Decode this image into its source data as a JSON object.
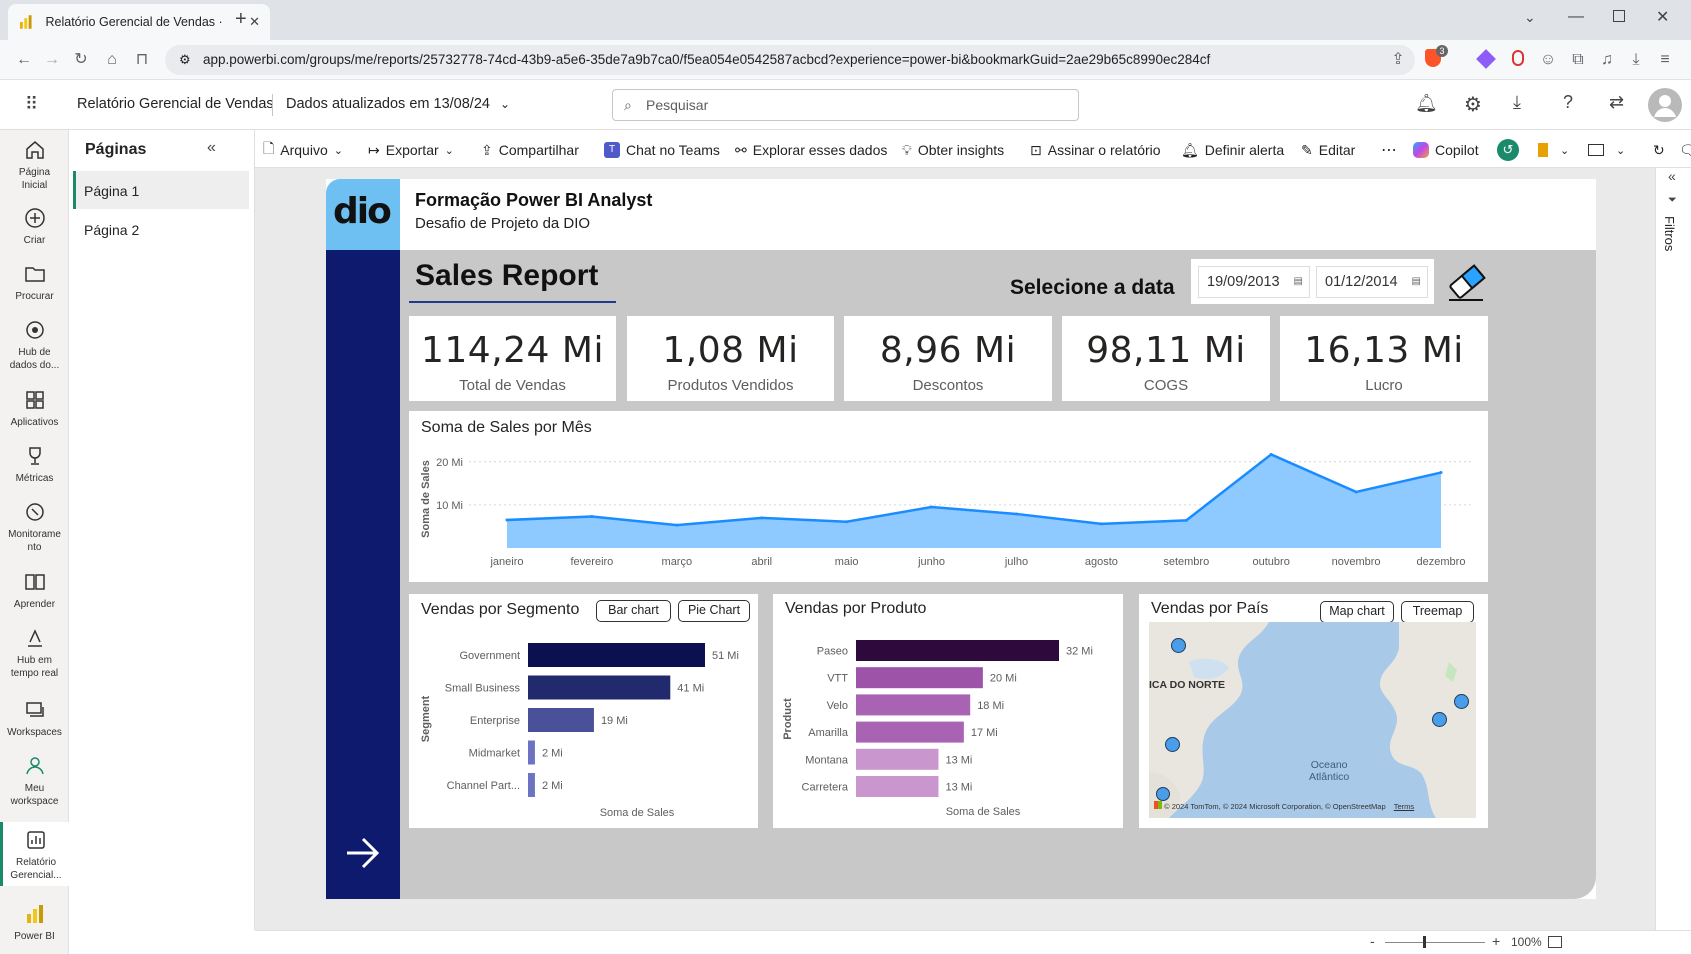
{
  "browser": {
    "tab_title": "Relatório Gerencial de Vendas ·",
    "url": "app.powerbi.com/groups/me/reports/25732778-74cd-43b9-a5e6-35de7a9b7ca0/f5ea054e0542587acbcd?experience=power-bi&bookmarkGuid=2ae29b65c8990ec284cf",
    "shield_badge": "3"
  },
  "header": {
    "report_name": "Relatório Gerencial de Vendas",
    "data_updated": "Dados atualizados em 13/08/24",
    "search_placeholder": "Pesquisar"
  },
  "rail": [
    {
      "label": "Página Inicial",
      "icon": "home-icon"
    },
    {
      "label": "Criar",
      "icon": "create-icon"
    },
    {
      "label": "Procurar",
      "icon": "browse-icon"
    },
    {
      "label": "Hub de dados do...",
      "icon": "data-hub-icon"
    },
    {
      "label": "Aplicativos",
      "icon": "apps-icon"
    },
    {
      "label": "Métricas",
      "icon": "metrics-icon"
    },
    {
      "label": "Monitoramento",
      "icon": "monitoring-icon"
    },
    {
      "label": "Aprender",
      "icon": "learn-icon"
    },
    {
      "label": "Hub em tempo real",
      "icon": "realtime-hub-icon"
    },
    {
      "label": "Workspaces",
      "icon": "workspaces-icon"
    },
    {
      "label": "Meu workspace",
      "icon": "my-workspace-icon"
    },
    {
      "label": "Relatório Gerencial...",
      "icon": "report-icon"
    },
    {
      "label": "Power BI",
      "icon": "powerbi-logo-icon"
    }
  ],
  "pages_pane": {
    "title": "Páginas",
    "pages": [
      "Página 1",
      "Página 2"
    ]
  },
  "toolbar": {
    "arquivo": "Arquivo",
    "exportar": "Exportar",
    "compartilhar": "Compartilhar",
    "chat_teams": "Chat no Teams",
    "explorar": "Explorar esses dados",
    "insights": "Obter insights",
    "assinar": "Assinar o relatório",
    "alerta": "Definir alerta",
    "editar": "Editar",
    "copilot": "Copilot"
  },
  "report": {
    "logo_text": "dio",
    "banner_title": "Formação Power BI Analyst",
    "banner_subtitle": "Desafio de Projeto da DIO",
    "page_title": "Sales Report",
    "date_label": "Selecione a data",
    "date_start": "19/09/2013",
    "date_end": "01/12/2014",
    "kpis": [
      {
        "value": "114,24 Mi",
        "label": "Total de Vendas"
      },
      {
        "value": "1,08 Mi",
        "label": "Produtos Vendidos"
      },
      {
        "value": "8,96 Mi",
        "label": "Descontos"
      },
      {
        "value": "98,11 Mi",
        "label": "COGS"
      },
      {
        "value": "16,13 Mi",
        "label": "Lucro"
      }
    ],
    "segment_buttons": [
      "Bar chart",
      "Pie Chart"
    ],
    "country_buttons": [
      "Map chart",
      "Treemap"
    ],
    "map": {
      "label_continent": "ICA DO NORTE",
      "label_ocean_1": "Oceano",
      "label_ocean_2": "Atlântico",
      "attribution": "© 2024 TomTom, © 2024 Microsoft Corporation, © OpenStreetMap",
      "terms": "Terms"
    },
    "visual_titles": {
      "country": "Vendas por País"
    }
  },
  "status": {
    "zoom": "100%"
  },
  "filters_label": "Filtros",
  "colors": {
    "navy": "#0d1a6e",
    "accent_blue": "#1a8cff",
    "area_fill": "#8ec9ff",
    "light_blue": "#6ec0f3"
  },
  "chart_data": [
    {
      "type": "area",
      "title": "Soma de Sales por Mês",
      "ylabel": "Soma de Sales",
      "categories": [
        "janeiro",
        "fevereiro",
        "março",
        "abril",
        "maio",
        "junho",
        "julho",
        "agosto",
        "setembro",
        "outubro",
        "novembro",
        "dezembro"
      ],
      "values": [
        6.5,
        7.3,
        5.3,
        7.0,
        6.1,
        9.5,
        7.9,
        5.6,
        6.4,
        21.7,
        13.0,
        17.5
      ],
      "ytick_labels": [
        "10 Mi",
        "20 Mi"
      ],
      "yticks": [
        10,
        20
      ],
      "ylim": [
        0,
        22.5
      ],
      "grid": true
    },
    {
      "type": "bar",
      "orientation": "horizontal",
      "title": "Vendas por Segmento",
      "xlabel": "Soma de Sales",
      "ylabel": "Segment",
      "categories": [
        "Government",
        "Small Business",
        "Enterprise",
        "Midmarket",
        "Channel Part..."
      ],
      "values": [
        51,
        41,
        19,
        2,
        2
      ],
      "data_labels": [
        "51 Mi",
        "41 Mi",
        "19 Mi",
        "2 Mi",
        "2 Mi"
      ],
      "colors": [
        "#0b1150",
        "#222a6e",
        "#4b5199",
        "#6c74c2",
        "#6c74c2"
      ]
    },
    {
      "type": "bar",
      "orientation": "horizontal",
      "title": "Vendas por Produto",
      "xlabel": "Soma de Sales",
      "ylabel": "Product",
      "categories": [
        "Paseo",
        "VTT",
        "Velo",
        "Amarilla",
        "Montana",
        "Carretera"
      ],
      "values": [
        32,
        20,
        18,
        17,
        13,
        13
      ],
      "data_labels": [
        "32 Mi",
        "20 Mi",
        "18 Mi",
        "17 Mi",
        "13 Mi",
        "13 Mi"
      ],
      "colors": [
        "#2e0a3c",
        "#9c53a8",
        "#a963b3",
        "#a963b3",
        "#c996ce",
        "#c996ce"
      ]
    }
  ]
}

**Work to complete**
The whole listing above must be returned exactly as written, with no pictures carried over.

**Reply to the exercise**
Decode this image into its source data as a JSON object.
{
  "browser": {
    "tab_title": "Relatório Gerencial de Vendas ·",
    "url": "app.powerbi.com/groups/me/reports/25732778-74cd-43b9-a5e6-35de7a9b7ca0/f5ea054e0542587acbcd?experience=power-bi&bookmarkGuid=2ae29b65c8990ec284cf",
    "shield_badge": "3"
  },
  "header": {
    "report_name": "Relatório Gerencial de Vendas",
    "data_updated": "Dados atualizados em 13/08/24",
    "search_placeholder": "Pesquisar"
  },
  "rail": [
    {
      "label": "Página Inicial",
      "icon": "home-icon"
    },
    {
      "label": "Criar",
      "icon": "create-icon"
    },
    {
      "label": "Procurar",
      "icon": "browse-icon"
    },
    {
      "label": "Hub de dados do...",
      "icon": "data-hub-icon"
    },
    {
      "label": "Aplicativos",
      "icon": "apps-icon"
    },
    {
      "label": "Métricas",
      "icon": "metrics-icon"
    },
    {
      "label": "Monitoramento",
      "icon": "monitoring-icon"
    },
    {
      "label": "Aprender",
      "icon": "learn-icon"
    },
    {
      "label": "Hub em tempo real",
      "icon": "realtime-hub-icon"
    },
    {
      "label": "Workspaces",
      "icon": "workspaces-icon"
    },
    {
      "label": "Meu workspace",
      "icon": "my-workspace-icon"
    },
    {
      "label": "Relatório Gerencial...",
      "icon": "report-icon"
    },
    {
      "label": "Power BI",
      "icon": "powerbi-logo-icon"
    }
  ],
  "pages_pane": {
    "title": "Páginas",
    "pages": [
      "Página 1",
      "Página 2"
    ]
  },
  "toolbar": {
    "arquivo": "Arquivo",
    "exportar": "Exportar",
    "compartilhar": "Compartilhar",
    "chat_teams": "Chat no Teams",
    "explorar": "Explorar esses dados",
    "insights": "Obter insights",
    "assinar": "Assinar o relatório",
    "alerta": "Definir alerta",
    "editar": "Editar",
    "copilot": "Copilot"
  },
  "report": {
    "logo_text": "dio",
    "banner_title": "Formação Power BI Analyst",
    "banner_subtitle": "Desafio de Projeto da DIO",
    "page_title": "Sales Report",
    "date_label": "Selecione a data",
    "date_start": "19/09/2013",
    "date_end": "01/12/2014",
    "kpis": [
      {
        "value": "114,24 Mi",
        "label": "Total de Vendas"
      },
      {
        "value": "1,08 Mi",
        "label": "Produtos Vendidos"
      },
      {
        "value": "8,96 Mi",
        "label": "Descontos"
      },
      {
        "value": "98,11 Mi",
        "label": "COGS"
      },
      {
        "value": "16,13 Mi",
        "label": "Lucro"
      }
    ],
    "segment_buttons": [
      "Bar chart",
      "Pie Chart"
    ],
    "country_buttons": [
      "Map chart",
      "Treemap"
    ],
    "map": {
      "label_continent": "ICA DO NORTE",
      "label_ocean_1": "Oceano",
      "label_ocean_2": "Atlântico",
      "attribution": "© 2024 TomTom, © 2024 Microsoft Corporation, © OpenStreetMap",
      "terms": "Terms"
    },
    "visual_titles": {
      "country": "Vendas por País"
    }
  },
  "status": {
    "zoom": "100%"
  },
  "filters_label": "Filtros",
  "colors": {
    "navy": "#0d1a6e",
    "accent_blue": "#1a8cff",
    "area_fill": "#8ec9ff",
    "light_blue": "#6ec0f3"
  },
  "chart_data": [
    {
      "type": "area",
      "title": "Soma de Sales por Mês",
      "ylabel": "Soma de Sales",
      "categories": [
        "janeiro",
        "fevereiro",
        "março",
        "abril",
        "maio",
        "junho",
        "julho",
        "agosto",
        "setembro",
        "outubro",
        "novembro",
        "dezembro"
      ],
      "values": [
        6.5,
        7.3,
        5.3,
        7.0,
        6.1,
        9.5,
        7.9,
        5.6,
        6.4,
        21.7,
        13.0,
        17.5
      ],
      "ytick_labels": [
        "10 Mi",
        "20 Mi"
      ],
      "yticks": [
        10,
        20
      ],
      "ylim": [
        0,
        22.5
      ],
      "grid": true
    },
    {
      "type": "bar",
      "orientation": "horizontal",
      "title": "Vendas por Segmento",
      "xlabel": "Soma de Sales",
      "ylabel": "Segment",
      "categories": [
        "Government",
        "Small Business",
        "Enterprise",
        "Midmarket",
        "Channel Part..."
      ],
      "values": [
        51,
        41,
        19,
        2,
        2
      ],
      "data_labels": [
        "51 Mi",
        "41 Mi",
        "19 Mi",
        "2 Mi",
        "2 Mi"
      ],
      "colors": [
        "#0b1150",
        "#222a6e",
        "#4b5199",
        "#6c74c2",
        "#6c74c2"
      ]
    },
    {
      "type": "bar",
      "orientation": "horizontal",
      "title": "Vendas por Produto",
      "xlabel": "Soma de Sales",
      "ylabel": "Product",
      "categories": [
        "Paseo",
        "VTT",
        "Velo",
        "Amarilla",
        "Montana",
        "Carretera"
      ],
      "values": [
        32,
        20,
        18,
        17,
        13,
        13
      ],
      "data_labels": [
        "32 Mi",
        "20 Mi",
        "18 Mi",
        "17 Mi",
        "13 Mi",
        "13 Mi"
      ],
      "colors": [
        "#2e0a3c",
        "#9c53a8",
        "#a963b3",
        "#a963b3",
        "#c996ce",
        "#c996ce"
      ]
    }
  ]
}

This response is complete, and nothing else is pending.